*** Block opens ***

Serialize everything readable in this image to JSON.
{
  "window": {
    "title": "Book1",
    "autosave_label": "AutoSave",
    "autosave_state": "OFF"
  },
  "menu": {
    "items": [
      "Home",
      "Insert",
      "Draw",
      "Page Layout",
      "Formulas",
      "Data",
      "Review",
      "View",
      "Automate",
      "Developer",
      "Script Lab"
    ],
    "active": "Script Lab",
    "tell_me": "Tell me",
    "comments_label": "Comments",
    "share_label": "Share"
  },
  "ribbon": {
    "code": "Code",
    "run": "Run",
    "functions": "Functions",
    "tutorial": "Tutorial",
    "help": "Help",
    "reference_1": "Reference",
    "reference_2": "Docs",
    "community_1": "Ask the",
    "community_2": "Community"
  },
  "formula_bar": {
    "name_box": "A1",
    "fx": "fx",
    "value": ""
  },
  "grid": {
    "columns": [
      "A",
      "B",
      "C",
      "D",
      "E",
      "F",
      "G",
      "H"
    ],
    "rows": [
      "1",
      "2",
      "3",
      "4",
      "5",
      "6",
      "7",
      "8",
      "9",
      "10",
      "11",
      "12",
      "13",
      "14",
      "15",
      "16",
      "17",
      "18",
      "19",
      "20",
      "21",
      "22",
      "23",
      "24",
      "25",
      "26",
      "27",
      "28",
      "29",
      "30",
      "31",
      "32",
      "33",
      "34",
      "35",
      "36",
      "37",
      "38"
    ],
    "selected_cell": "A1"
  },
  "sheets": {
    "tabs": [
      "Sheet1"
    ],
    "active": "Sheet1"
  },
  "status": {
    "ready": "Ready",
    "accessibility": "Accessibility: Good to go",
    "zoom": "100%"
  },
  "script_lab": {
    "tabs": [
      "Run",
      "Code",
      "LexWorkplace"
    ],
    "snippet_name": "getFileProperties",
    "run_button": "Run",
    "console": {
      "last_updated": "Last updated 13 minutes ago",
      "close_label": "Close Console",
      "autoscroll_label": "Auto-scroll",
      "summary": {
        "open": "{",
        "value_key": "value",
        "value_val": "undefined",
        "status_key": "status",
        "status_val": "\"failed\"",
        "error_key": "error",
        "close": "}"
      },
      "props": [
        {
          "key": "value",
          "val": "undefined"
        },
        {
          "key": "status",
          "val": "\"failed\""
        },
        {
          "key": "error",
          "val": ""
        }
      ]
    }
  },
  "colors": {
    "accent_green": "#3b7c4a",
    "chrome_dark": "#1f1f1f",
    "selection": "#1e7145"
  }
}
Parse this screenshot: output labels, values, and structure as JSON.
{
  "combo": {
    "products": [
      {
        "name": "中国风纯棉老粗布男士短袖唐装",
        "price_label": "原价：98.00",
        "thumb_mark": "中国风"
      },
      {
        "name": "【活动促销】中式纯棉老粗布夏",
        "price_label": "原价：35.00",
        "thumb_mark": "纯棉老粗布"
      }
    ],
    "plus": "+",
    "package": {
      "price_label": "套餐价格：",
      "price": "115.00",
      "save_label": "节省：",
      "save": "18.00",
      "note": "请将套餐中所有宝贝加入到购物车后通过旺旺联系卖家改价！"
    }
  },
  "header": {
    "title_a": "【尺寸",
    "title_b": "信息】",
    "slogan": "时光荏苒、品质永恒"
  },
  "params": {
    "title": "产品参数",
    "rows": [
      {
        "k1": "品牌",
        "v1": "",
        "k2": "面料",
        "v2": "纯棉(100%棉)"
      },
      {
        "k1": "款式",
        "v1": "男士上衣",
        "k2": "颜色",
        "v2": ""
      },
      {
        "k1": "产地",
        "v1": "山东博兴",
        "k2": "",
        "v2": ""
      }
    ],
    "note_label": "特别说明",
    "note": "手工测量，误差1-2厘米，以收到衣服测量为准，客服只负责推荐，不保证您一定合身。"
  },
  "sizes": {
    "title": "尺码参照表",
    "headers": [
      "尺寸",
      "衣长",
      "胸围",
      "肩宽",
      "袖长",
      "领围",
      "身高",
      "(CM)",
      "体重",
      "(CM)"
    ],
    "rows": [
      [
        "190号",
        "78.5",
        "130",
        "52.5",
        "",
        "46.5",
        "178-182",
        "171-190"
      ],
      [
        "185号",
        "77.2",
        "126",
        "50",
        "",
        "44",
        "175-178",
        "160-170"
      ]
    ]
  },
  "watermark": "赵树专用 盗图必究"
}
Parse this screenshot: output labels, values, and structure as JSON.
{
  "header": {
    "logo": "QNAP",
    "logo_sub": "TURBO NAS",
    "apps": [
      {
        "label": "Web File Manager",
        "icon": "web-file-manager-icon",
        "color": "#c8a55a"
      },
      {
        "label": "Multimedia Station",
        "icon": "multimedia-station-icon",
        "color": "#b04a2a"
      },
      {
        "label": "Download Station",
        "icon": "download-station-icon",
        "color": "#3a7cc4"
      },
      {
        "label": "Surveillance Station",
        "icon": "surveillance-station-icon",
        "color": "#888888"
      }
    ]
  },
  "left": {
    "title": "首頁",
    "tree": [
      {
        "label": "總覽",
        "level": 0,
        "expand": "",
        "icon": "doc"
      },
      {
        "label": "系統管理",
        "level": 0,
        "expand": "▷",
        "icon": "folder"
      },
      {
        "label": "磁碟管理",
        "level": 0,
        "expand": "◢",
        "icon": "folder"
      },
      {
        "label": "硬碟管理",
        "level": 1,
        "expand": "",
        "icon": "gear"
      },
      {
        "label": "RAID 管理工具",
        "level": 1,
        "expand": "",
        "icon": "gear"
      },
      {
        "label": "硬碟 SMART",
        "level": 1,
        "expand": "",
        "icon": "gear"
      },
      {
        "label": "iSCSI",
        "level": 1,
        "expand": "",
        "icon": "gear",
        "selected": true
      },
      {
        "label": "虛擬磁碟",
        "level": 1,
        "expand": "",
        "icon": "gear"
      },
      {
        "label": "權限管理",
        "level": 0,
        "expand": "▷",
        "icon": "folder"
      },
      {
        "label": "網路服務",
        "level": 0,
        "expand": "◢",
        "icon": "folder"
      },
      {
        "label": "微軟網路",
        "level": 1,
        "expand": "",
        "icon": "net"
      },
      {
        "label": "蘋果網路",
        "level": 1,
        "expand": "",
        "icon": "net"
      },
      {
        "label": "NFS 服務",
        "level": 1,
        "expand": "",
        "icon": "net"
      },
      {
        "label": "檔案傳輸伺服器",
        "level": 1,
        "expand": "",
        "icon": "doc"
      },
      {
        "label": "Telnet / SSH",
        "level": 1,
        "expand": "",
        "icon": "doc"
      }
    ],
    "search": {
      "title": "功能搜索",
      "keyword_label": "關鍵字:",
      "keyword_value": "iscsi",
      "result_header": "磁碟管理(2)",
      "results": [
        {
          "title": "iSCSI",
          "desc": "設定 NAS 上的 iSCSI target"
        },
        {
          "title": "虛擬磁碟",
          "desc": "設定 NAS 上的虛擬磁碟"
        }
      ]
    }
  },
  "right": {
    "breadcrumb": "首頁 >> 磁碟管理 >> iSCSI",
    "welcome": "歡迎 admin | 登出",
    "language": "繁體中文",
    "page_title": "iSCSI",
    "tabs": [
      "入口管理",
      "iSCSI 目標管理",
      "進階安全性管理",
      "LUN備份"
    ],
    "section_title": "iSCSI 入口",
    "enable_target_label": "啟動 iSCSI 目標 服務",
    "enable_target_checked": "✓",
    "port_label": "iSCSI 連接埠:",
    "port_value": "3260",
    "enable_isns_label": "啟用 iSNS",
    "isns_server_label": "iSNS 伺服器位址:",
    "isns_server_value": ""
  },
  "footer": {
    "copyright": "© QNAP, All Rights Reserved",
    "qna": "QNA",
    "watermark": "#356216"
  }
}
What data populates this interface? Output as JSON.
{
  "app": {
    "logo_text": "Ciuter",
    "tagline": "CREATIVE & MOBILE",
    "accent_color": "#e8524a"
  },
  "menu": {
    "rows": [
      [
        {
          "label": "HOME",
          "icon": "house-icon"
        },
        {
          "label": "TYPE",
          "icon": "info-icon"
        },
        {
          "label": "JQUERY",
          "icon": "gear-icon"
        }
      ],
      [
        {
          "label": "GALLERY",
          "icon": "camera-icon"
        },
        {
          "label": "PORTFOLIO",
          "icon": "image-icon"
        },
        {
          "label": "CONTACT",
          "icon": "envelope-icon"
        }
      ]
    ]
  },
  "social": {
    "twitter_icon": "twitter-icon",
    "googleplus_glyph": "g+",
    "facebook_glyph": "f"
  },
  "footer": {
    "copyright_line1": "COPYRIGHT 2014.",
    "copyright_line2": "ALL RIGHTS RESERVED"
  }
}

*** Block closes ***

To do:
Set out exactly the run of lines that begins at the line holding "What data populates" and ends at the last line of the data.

Response to the exercise:
What data populates this interface? Output as JSON.
{
  "app": {
    "logo_text": "Ciuter",
    "tagline": "CREATIVE & MOBILE",
    "accent_color": "#e8524a"
  },
  "menu": {
    "rows": [
      [
        {
          "label": "HOME",
          "icon": "house-icon"
        },
        {
          "label": "TYPE",
          "icon": "info-icon"
        },
        {
          "label": "JQUERY",
          "icon": "gear-icon"
        }
      ],
      [
        {
          "label": "GALLERY",
          "icon": "camera-icon"
        },
        {
          "label": "PORTFOLIO",
          "icon": "image-icon"
        },
        {
          "label": "CONTACT",
          "icon": "envelope-icon"
        }
      ]
    ]
  },
  "social": {
    "twitter_icon": "twitter-icon",
    "googleplus_glyph": "g+",
    "facebook_glyph": "f"
  },
  "footer": {
    "copyright_line1": "COPYRIGHT 2014.",
    "copyright_line2": "ALL RIGHTS RESERVED"
  }
}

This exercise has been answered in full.